Research Institute for Translation Studies (RITS)

Document Type : Translation Studies


Assistant Professor, Department of Foreign Languages, Imam Sadiq University

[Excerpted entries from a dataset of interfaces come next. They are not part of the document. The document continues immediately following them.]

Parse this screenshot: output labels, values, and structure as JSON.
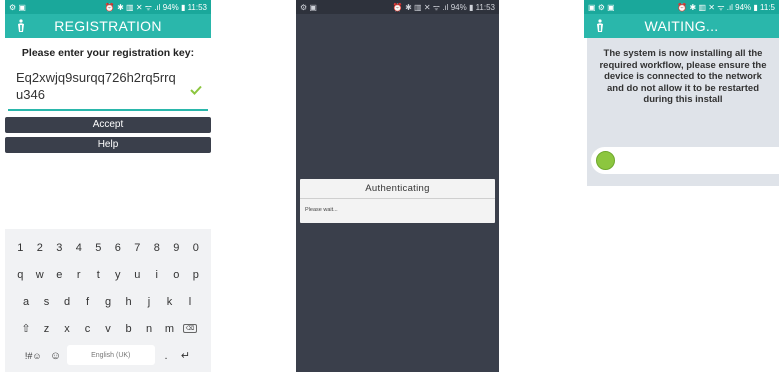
{
  "colors": {
    "teal": "#2ab7ab",
    "status_teal": "#1aa89b",
    "dark_button": "#3a3f4b",
    "progress_green": "#8cc63f"
  },
  "screen1": {
    "status": {
      "left": "⚙ ▣",
      "right": "⏰ ✱ ▥ ✕ ᯤ .ıl 94% ▮ 11:53"
    },
    "title": "REGISTRATION",
    "logo_icon": "app-logo-icon",
    "prompt": "Please enter your registration key:",
    "key_value": "Eq2xwjq9surqq726h2rq5rrq u346",
    "accept_label": "Accept",
    "help_label": "Help",
    "keyboard": {
      "row1": [
        "1",
        "2",
        "3",
        "4",
        "5",
        "6",
        "7",
        "8",
        "9",
        "0"
      ],
      "row2": [
        "q",
        "w",
        "e",
        "r",
        "t",
        "y",
        "u",
        "i",
        "o",
        "p"
      ],
      "row3": [
        "a",
        "s",
        "d",
        "f",
        "g",
        "h",
        "j",
        "k",
        "l"
      ],
      "row4": [
        "z",
        "x",
        "c",
        "v",
        "b",
        "n",
        "m"
      ],
      "symbols_label": "!#☺",
      "emoji_label": "☺",
      "space_label": "English (UK)",
      "period_label": ".",
      "backspace_label": "⌫",
      "enter_label": "↵",
      "shift_label": "⇧"
    }
  },
  "screen2": {
    "status": {
      "left": "⚙ ▣",
      "right": "⏰ ✱ ▥ ✕ ᯤ .ıl 94% ▮ 11:53"
    },
    "dialog_title": "Authenticating",
    "dialog_message": "Please wait..."
  },
  "screen3": {
    "status": {
      "left": "▣ ⚙ ▣",
      "right": "⏰ ✱ ▥ ✕ ᯤ .ıl 94% ▮ 11:5"
    },
    "title": "WAITING...",
    "message": "The system is now installing all the required workflow, please ensure the device is connected to the network and do not allow it to be restarted during this install",
    "progress": 0.05
  }
}
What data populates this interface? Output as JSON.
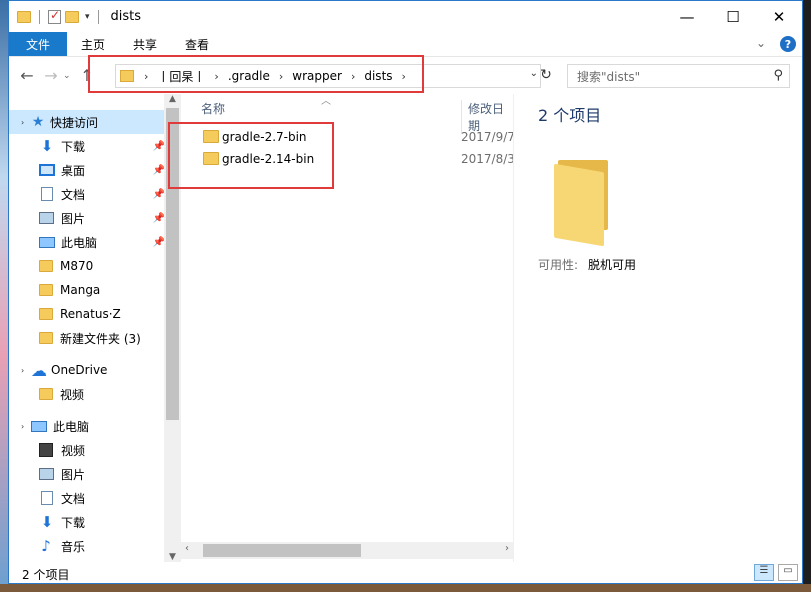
{
  "window": {
    "title": "dists",
    "controls": [
      "—",
      "☐",
      "✕"
    ]
  },
  "ribbon": {
    "tabs": [
      "文件",
      "主页",
      "共享",
      "查看"
    ],
    "collapse_chevron": "⌄",
    "help": "?"
  },
  "address": {
    "crumbs": [
      "丨回杲丨",
      ".gradle",
      "wrapper",
      "dists"
    ],
    "separator": "›"
  },
  "search": {
    "placeholder": "搜索\"dists\""
  },
  "nav": {
    "quick_access": "快捷访问",
    "items": [
      {
        "label": "下载",
        "icon": "download-icon",
        "pinned": true
      },
      {
        "label": "桌面",
        "icon": "desktop-icon",
        "pinned": true
      },
      {
        "label": "文档",
        "icon": "document-icon",
        "pinned": true
      },
      {
        "label": "图片",
        "icon": "picture-icon",
        "pinned": true
      },
      {
        "label": "此电脑",
        "icon": "computer-icon",
        "pinned": true
      },
      {
        "label": "M870",
        "icon": "folder-icon",
        "pinned": false
      },
      {
        "label": "Manga",
        "icon": "folder-icon",
        "pinned": false
      },
      {
        "label": "Renatus·Z",
        "icon": "folder-icon",
        "pinned": false
      },
      {
        "label": "新建文件夹 (3)",
        "icon": "folder-icon",
        "pinned": false
      }
    ],
    "onedrive": "OneDrive",
    "onedrive_items": [
      {
        "label": "视频",
        "icon": "folder-icon"
      }
    ],
    "this_pc": "此电脑",
    "this_pc_items": [
      {
        "label": "视频",
        "icon": "video-icon"
      },
      {
        "label": "图片",
        "icon": "picture-icon"
      },
      {
        "label": "文档",
        "icon": "document-icon"
      },
      {
        "label": "下载",
        "icon": "download-icon"
      },
      {
        "label": "音乐",
        "icon": "music-icon"
      }
    ]
  },
  "files": {
    "columns": [
      "名称",
      "修改日期"
    ],
    "rows": [
      {
        "name": "gradle-2.7-bin",
        "date": "2017/9/7"
      },
      {
        "name": "gradle-2.14-bin",
        "date": "2017/8/3"
      }
    ]
  },
  "details": {
    "count": "2 个项目",
    "availability_label": "可用性:",
    "availability_value": "脱机可用"
  },
  "status": {
    "text": "2 个项目"
  },
  "colors": {
    "accent": "#1979ca",
    "highlight": "#e03a3a",
    "folder": "#f5cc5c"
  }
}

By employing insights from the theory of intertextuality (Bakhtin, 1981; Kristeva, 1980; Popovic 1990) and Farhazad’s Model (2009), this research seeks to shed light on how a versified translation of a poem stands in intertextual relationship with other poems. Through a case study of the translation of “The Solitary Reaper” into Azerbaijani Turkish, the study aims to explore how the Turkish versified translation of this poem stands in intertextual relationship with other poems explicitly and implicitly. The results showed that the author’s Turkish translation of “The Solitary Reaper” stands in an intertextual relationship with Turkish poetry of Shahriar, Zelimkhan Yaqub, Aliagha Vahid, Rowshan Zamir, Seyyed Azim Shairvani and Persian poetry of Shahriar on the one hand and English poem of Wordsworth on the other hand in terms of content and genre. Moreover, the translation of “The Solitary Reaper” is not the English ballad reproduced in Turkish, but a ghazal that quotes from and refers to Wordsworth’s ballad intertextually. In the second attempt, some translations from and into Persian and Azerbaijani Turkish are provided to carry out a crosslinguistic analysis. The results of the paper showed that the themes of poems play a key role in translation. Religious or political poems need different strategies to convey the associated themes. For instance, in the religious poem examined in this study, using loan words to convey the religious themes properly is one of the strategies used by the translator while in the political poem of Ashraf, transferring the harsh tonality of the Turkish poem into Persian is the strategy applied by the translator through phonological transfer to show the political context of the poem in the poet’s revolutionary era.